What is needed:
Scan the records for the word "Allocation". Copy each line that includes it.

Stored items from a collection
▼▼▼

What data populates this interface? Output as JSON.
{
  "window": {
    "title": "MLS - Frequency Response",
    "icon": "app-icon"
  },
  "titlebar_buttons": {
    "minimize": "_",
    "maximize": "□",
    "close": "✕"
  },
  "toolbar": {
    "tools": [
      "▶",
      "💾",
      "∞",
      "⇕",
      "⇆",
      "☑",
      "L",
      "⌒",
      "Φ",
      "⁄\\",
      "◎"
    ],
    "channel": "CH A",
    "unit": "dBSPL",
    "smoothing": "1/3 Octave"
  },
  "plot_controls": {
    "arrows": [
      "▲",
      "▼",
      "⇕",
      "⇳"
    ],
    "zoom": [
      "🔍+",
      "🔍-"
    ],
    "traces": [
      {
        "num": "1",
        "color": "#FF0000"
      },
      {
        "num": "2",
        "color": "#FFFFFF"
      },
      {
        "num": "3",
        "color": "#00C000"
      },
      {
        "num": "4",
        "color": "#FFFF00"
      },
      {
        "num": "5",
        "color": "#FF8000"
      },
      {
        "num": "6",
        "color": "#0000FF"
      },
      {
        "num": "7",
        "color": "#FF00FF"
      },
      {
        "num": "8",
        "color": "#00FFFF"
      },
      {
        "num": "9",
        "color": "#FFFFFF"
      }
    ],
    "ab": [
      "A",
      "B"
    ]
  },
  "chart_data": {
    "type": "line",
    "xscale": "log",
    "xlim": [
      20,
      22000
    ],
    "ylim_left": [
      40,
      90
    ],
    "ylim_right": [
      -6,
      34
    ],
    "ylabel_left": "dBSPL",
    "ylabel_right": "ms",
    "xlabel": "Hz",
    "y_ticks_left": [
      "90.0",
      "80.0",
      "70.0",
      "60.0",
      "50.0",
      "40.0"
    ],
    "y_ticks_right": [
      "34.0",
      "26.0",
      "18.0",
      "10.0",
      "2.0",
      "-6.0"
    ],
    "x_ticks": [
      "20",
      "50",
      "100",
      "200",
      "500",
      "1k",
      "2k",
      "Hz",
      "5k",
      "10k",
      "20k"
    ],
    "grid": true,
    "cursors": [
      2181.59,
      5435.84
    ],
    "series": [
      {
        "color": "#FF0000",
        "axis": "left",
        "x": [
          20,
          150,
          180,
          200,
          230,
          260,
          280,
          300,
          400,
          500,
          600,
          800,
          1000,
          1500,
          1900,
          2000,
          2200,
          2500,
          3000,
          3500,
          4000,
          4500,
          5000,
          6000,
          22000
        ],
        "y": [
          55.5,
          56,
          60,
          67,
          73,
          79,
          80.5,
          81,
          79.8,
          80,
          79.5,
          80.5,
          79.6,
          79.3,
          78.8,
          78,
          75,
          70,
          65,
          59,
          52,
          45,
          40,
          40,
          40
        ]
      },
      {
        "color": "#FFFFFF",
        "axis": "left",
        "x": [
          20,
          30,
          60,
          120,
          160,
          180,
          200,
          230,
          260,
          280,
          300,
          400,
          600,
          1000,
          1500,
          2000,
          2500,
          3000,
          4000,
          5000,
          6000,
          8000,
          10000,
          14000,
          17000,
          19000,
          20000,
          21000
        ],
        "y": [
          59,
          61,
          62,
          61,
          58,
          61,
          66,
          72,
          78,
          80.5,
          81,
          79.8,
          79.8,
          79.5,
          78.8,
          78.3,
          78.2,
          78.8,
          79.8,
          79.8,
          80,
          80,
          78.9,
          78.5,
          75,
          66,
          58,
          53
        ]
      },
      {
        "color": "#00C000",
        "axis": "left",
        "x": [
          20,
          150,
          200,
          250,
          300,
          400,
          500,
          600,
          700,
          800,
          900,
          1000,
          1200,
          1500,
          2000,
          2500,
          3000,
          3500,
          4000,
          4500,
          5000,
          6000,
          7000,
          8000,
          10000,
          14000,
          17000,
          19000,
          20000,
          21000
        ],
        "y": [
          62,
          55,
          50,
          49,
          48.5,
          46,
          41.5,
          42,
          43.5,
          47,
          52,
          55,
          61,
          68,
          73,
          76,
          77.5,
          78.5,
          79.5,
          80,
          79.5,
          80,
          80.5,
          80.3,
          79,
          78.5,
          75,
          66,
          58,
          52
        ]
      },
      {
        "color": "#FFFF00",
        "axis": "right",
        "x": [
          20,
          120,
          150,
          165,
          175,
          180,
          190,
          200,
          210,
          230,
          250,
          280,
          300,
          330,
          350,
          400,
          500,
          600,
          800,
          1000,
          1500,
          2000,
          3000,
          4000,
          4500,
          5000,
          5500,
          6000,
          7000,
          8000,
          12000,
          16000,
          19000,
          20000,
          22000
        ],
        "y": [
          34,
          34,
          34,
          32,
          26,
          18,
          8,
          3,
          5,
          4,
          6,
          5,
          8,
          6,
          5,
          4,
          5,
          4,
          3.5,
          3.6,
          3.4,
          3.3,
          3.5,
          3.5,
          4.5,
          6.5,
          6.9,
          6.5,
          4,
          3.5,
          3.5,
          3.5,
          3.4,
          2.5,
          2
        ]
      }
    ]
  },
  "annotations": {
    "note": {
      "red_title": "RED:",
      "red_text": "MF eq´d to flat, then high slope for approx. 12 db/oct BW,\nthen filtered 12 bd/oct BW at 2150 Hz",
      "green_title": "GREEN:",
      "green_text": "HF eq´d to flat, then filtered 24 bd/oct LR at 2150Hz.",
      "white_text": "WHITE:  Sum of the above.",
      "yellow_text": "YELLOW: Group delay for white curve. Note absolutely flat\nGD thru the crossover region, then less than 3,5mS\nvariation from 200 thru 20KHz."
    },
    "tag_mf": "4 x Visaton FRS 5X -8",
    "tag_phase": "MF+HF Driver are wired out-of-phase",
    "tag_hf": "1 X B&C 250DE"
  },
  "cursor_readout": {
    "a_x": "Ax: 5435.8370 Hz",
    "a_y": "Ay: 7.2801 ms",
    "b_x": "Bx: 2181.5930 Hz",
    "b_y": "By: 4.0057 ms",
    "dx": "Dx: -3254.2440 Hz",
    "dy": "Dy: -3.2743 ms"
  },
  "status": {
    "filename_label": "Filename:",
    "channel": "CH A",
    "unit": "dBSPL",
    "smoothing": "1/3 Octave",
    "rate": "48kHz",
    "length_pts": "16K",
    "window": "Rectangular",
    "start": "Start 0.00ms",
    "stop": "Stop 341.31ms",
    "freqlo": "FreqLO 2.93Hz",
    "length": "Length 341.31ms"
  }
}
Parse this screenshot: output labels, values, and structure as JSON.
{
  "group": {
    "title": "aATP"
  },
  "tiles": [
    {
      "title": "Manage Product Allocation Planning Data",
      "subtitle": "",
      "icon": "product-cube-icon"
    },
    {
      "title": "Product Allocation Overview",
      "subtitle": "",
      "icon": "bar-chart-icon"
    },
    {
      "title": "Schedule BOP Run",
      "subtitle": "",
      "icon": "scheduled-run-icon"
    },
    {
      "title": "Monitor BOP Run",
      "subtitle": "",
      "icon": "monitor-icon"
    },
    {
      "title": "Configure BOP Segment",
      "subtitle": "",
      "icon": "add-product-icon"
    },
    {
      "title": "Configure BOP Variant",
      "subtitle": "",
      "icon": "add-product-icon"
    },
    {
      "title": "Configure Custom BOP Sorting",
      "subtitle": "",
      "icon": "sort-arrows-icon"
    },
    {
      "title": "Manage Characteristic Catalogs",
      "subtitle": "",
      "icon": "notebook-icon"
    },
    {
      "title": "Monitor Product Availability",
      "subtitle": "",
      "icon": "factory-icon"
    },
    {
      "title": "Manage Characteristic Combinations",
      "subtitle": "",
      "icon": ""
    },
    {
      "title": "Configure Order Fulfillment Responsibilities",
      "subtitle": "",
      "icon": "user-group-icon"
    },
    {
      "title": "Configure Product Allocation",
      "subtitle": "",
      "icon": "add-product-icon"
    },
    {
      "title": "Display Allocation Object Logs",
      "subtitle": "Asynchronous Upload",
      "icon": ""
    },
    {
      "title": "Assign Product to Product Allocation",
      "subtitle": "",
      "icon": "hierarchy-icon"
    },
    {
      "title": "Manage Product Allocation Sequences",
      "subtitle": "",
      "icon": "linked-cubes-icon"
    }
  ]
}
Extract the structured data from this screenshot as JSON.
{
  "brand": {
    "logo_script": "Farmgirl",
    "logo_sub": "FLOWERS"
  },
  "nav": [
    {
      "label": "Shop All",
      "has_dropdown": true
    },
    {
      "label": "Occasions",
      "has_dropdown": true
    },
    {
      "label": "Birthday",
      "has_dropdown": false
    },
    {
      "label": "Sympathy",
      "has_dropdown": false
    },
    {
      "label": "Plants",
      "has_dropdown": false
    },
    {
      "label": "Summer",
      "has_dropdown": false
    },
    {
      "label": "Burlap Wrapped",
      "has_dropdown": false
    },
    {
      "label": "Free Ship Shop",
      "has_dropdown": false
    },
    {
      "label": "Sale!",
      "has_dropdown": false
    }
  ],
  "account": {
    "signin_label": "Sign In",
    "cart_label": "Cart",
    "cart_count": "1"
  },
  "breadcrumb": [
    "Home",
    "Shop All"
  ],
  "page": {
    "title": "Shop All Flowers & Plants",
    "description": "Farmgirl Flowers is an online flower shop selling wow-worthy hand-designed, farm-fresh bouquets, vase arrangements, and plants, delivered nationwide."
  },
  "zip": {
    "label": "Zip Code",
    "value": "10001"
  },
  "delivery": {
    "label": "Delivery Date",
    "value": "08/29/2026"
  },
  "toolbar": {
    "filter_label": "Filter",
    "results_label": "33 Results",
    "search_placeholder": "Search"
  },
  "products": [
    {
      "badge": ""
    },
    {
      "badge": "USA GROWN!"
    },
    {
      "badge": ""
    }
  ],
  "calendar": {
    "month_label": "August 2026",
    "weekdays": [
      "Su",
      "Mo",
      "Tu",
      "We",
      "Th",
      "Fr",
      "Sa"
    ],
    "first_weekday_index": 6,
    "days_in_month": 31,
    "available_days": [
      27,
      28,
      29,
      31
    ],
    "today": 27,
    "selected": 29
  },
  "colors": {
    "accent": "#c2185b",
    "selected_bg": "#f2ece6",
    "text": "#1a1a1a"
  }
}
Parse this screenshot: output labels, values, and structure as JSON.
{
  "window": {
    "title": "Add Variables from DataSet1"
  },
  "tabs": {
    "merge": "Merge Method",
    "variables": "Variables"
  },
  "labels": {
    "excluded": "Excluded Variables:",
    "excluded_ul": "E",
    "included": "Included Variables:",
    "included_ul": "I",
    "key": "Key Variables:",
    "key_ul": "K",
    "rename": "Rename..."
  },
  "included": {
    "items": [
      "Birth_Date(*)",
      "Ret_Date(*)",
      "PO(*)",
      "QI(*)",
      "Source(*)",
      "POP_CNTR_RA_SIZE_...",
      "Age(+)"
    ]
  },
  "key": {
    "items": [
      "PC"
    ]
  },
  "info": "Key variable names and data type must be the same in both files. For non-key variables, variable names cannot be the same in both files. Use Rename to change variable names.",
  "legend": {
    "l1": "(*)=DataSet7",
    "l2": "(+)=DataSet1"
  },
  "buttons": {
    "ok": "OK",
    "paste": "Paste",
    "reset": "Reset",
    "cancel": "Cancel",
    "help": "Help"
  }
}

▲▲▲

Response below:
      "title": "Manage Product Allocation Planning Data",
      "title": "Product Allocation Overview",
      "title": "Configure Product Allocation",
      "title": "Display Allocation Object Logs",
      "title": "Assign Product to Product Allocation",
      "title": "Manage Product Allocation Sequences",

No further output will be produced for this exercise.